Continuing on the topic of mind over matter, and specifically in relation to exercise, I am reminded of some work done by Professor Tim Noakes several years ago. Professor Noakes challenged a long established belief that fatigue originates in the muscles (when the muscles run out of oxygen, glycogen or ATP), or when there is too much lactic acid. This model was called the “Limitations Model”. Rather, Noakes and his colleagues proposed that fatigue originates in the brain (I can now hear all coaches saying “you’re not tired, it’s in your head).
According to Noakes... “fatigue is a complex emotion affected by factors such as motivation and drive, other emotions such as anger and fear, and memory of prior activity” (read more here).
According to Noakes (and colleagues)… “the brain, when it senses that the athlete is overstretching him- or herself, sets off a series of sensations that the body translates as symptoms of fatigue. The brain does so to protect itself, the heart and the rest of the body. “Its main function is to make sure you don’t get into trouble in whatever exercise you’re doing” (read more here and here).
But how does the brain know when enough is enough? I should note that the Central Governor model is a highly complex one, and accounts for various interrelated factors, and I am skimming the surface.
One aspect, or conclusion I could draw was that the brain begins brain gathers “data” from early childhood on how far we we can push ourselves physically. So perhaps as a child you weren’t exposed to much sport. Whenever you were asked to participate in physical education you expected to feel tired (because you were unfit) and so you did (because you were unfit, but also because your brain acted against any threat of over doing it). In adulthood, your brain would sound the “I’m tired” alarm long before someone else who may, as a child, have spent hours running around a soccer field. You would need to ensure that your brain doesn’t trick you into thinking you’re tired, when in fact you could run further or faster. The risk for the soccer fan could be the opposite, his or her brain might ignore signs of real muscular fatigue and land up pushing too hard and result in over training.
So the next time you’re running and you feel fatigued, you might consider the possibility that it’s all in your head and push on. You might be right, and you might be wrong, and I think this is where a heart rate monitor might be a more reliable indicator of fatigue.

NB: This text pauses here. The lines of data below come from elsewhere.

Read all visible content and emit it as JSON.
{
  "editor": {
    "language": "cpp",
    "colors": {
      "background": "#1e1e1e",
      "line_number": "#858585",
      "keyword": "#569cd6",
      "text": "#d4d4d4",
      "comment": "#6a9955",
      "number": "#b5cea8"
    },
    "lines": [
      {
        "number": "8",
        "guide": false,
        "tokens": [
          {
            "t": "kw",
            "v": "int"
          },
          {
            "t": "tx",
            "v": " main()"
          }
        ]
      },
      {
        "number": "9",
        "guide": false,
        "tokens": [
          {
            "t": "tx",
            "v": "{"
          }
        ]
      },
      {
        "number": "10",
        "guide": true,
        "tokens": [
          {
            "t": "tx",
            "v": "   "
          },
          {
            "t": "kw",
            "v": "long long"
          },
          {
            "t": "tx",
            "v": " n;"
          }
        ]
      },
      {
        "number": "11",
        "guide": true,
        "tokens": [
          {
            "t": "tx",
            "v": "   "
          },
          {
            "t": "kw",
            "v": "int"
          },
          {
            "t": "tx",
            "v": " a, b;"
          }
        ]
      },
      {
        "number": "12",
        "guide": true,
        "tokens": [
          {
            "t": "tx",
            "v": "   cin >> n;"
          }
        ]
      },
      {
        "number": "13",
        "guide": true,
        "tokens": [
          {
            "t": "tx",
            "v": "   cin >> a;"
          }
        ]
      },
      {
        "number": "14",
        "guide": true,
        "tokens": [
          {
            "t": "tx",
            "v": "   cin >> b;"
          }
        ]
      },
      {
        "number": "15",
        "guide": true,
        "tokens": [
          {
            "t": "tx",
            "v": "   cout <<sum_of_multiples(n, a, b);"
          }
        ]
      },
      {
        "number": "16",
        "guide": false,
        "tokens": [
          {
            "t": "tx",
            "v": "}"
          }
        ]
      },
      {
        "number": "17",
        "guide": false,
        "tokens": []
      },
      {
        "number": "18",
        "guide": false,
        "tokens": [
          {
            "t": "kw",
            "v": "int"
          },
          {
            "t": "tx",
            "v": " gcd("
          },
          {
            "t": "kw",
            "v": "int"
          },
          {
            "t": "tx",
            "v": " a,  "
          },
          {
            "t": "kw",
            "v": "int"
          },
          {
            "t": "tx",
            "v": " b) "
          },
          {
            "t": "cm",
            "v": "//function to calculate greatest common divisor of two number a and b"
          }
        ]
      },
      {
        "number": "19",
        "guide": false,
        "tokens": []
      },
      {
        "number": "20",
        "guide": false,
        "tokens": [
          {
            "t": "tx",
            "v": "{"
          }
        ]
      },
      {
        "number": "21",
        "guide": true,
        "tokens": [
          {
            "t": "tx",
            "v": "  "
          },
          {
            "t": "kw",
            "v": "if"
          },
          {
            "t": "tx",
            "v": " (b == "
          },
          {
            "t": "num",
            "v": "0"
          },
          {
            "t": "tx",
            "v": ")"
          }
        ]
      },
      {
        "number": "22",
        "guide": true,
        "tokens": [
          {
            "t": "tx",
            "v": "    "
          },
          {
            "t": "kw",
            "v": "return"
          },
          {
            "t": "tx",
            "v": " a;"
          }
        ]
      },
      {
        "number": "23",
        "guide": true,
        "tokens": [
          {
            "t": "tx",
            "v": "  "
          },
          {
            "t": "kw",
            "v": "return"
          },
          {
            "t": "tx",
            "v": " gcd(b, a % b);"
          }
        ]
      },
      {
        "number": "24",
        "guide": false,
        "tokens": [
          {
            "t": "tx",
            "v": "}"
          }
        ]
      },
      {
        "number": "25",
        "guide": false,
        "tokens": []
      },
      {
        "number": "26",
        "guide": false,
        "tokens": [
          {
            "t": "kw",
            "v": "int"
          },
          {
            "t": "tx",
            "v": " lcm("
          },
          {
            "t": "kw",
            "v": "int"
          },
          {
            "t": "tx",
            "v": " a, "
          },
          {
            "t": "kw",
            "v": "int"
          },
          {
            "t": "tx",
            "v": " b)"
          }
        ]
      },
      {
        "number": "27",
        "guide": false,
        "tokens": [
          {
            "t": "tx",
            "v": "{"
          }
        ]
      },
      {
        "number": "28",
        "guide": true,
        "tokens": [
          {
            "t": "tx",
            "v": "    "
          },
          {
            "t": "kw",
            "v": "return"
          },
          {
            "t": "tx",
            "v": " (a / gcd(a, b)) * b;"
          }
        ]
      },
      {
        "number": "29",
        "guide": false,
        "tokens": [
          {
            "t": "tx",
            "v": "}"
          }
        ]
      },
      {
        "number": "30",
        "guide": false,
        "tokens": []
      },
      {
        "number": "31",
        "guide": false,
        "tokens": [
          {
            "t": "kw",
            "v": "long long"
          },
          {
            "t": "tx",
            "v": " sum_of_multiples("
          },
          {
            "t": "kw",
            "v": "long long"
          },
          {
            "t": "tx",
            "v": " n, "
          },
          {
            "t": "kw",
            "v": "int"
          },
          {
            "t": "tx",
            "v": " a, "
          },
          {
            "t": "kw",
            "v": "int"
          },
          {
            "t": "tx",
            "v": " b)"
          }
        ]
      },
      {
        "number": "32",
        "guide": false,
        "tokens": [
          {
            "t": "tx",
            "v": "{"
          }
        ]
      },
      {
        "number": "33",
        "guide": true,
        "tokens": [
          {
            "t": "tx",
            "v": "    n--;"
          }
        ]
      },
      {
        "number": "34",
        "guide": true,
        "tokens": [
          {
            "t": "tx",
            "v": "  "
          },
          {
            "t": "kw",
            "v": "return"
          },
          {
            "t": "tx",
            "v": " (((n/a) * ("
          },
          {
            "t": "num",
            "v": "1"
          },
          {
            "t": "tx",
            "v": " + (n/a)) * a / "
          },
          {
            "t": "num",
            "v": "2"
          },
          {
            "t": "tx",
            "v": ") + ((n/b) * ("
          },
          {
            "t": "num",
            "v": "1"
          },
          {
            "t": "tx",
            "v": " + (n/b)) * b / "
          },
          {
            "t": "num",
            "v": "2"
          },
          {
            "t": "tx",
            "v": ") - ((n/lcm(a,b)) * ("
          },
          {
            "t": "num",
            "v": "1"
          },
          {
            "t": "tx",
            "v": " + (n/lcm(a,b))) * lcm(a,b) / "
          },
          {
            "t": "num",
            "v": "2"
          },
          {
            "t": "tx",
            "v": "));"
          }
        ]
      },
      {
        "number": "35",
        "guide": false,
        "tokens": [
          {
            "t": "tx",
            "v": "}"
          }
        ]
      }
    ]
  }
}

Thinking back to my previous post, I wonder if anything has been done on mood and the perception of fatigue. I shall see what I can find.